#### WHAT YOU NEED TO DO:
Across the records that follow, give the number of lines containing the word "title" and nothing else.

#### LISTED RECORDS:
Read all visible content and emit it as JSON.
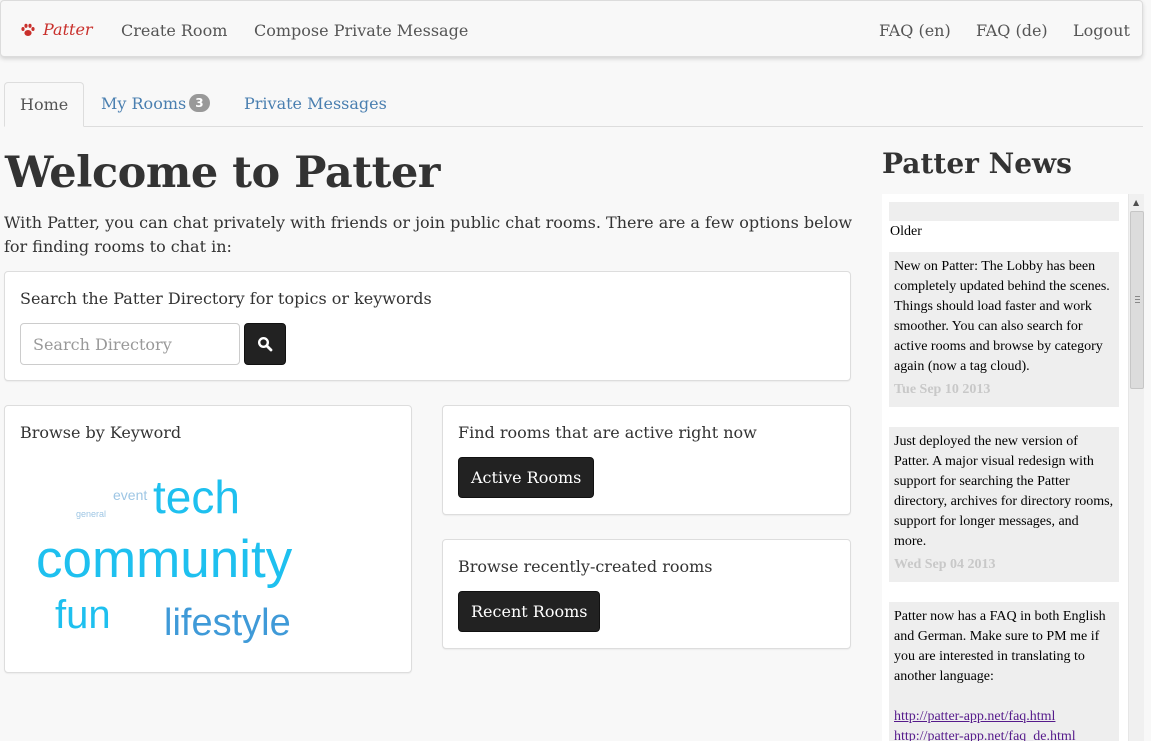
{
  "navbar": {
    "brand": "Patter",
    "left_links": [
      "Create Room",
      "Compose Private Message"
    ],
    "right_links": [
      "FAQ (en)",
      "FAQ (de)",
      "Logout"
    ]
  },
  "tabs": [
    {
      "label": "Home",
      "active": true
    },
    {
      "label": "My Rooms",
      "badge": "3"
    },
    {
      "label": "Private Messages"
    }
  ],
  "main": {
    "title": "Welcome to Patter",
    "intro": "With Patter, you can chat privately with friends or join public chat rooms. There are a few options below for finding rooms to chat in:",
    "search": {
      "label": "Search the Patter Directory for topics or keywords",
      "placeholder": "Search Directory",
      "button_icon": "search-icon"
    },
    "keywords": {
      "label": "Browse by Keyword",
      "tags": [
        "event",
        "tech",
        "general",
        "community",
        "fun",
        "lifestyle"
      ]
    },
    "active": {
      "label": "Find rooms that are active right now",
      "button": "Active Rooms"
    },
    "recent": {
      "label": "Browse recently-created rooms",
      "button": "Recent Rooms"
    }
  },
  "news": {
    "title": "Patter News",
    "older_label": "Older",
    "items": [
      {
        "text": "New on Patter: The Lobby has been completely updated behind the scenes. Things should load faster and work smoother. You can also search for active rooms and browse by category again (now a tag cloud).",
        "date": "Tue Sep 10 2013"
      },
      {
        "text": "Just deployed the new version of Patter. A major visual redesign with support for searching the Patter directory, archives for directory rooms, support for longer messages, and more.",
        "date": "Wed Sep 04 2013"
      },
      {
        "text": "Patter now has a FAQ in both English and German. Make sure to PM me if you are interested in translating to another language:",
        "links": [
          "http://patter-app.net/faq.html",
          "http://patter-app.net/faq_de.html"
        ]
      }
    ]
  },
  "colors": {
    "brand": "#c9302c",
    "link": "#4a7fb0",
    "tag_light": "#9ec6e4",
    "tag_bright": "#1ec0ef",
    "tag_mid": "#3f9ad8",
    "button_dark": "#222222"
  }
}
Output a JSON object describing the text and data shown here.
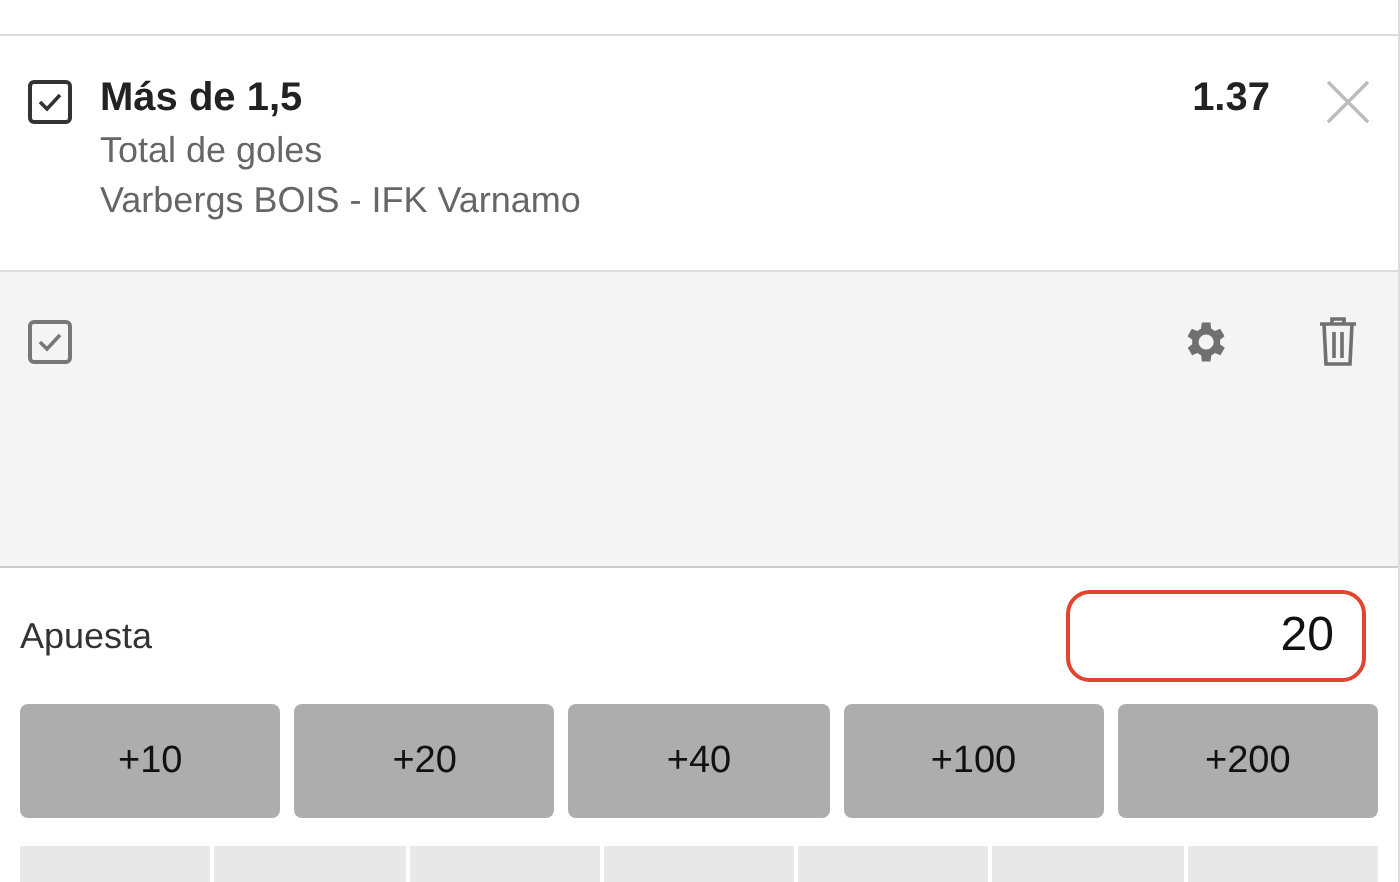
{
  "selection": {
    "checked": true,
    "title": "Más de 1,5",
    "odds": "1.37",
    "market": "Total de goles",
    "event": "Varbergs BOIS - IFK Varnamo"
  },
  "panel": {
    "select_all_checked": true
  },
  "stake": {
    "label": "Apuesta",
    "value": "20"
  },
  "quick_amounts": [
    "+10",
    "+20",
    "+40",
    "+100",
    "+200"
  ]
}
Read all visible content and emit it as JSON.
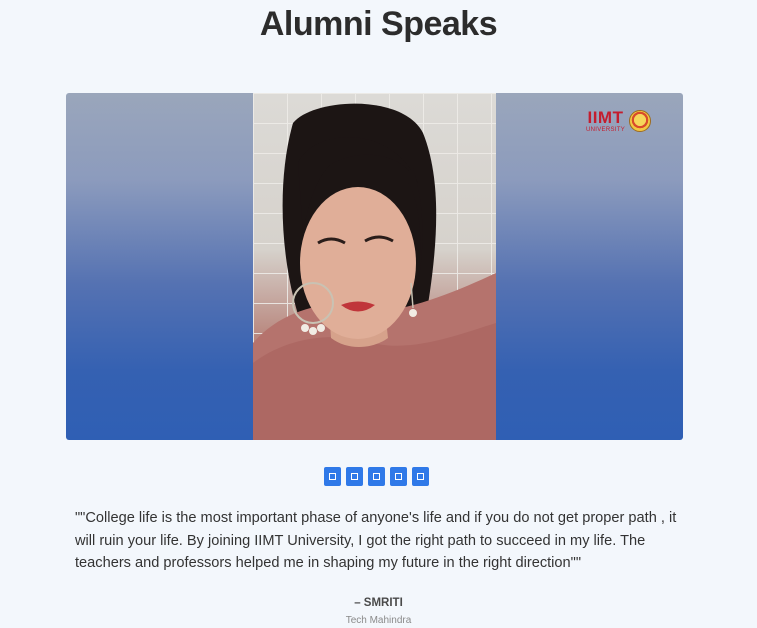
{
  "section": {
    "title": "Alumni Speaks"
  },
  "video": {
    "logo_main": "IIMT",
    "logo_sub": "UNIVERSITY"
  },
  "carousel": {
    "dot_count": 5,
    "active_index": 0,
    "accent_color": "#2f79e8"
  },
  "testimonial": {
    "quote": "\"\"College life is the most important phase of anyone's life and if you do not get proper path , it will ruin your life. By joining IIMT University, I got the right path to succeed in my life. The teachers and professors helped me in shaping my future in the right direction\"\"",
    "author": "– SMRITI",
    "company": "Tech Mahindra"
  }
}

#### REPLY:
4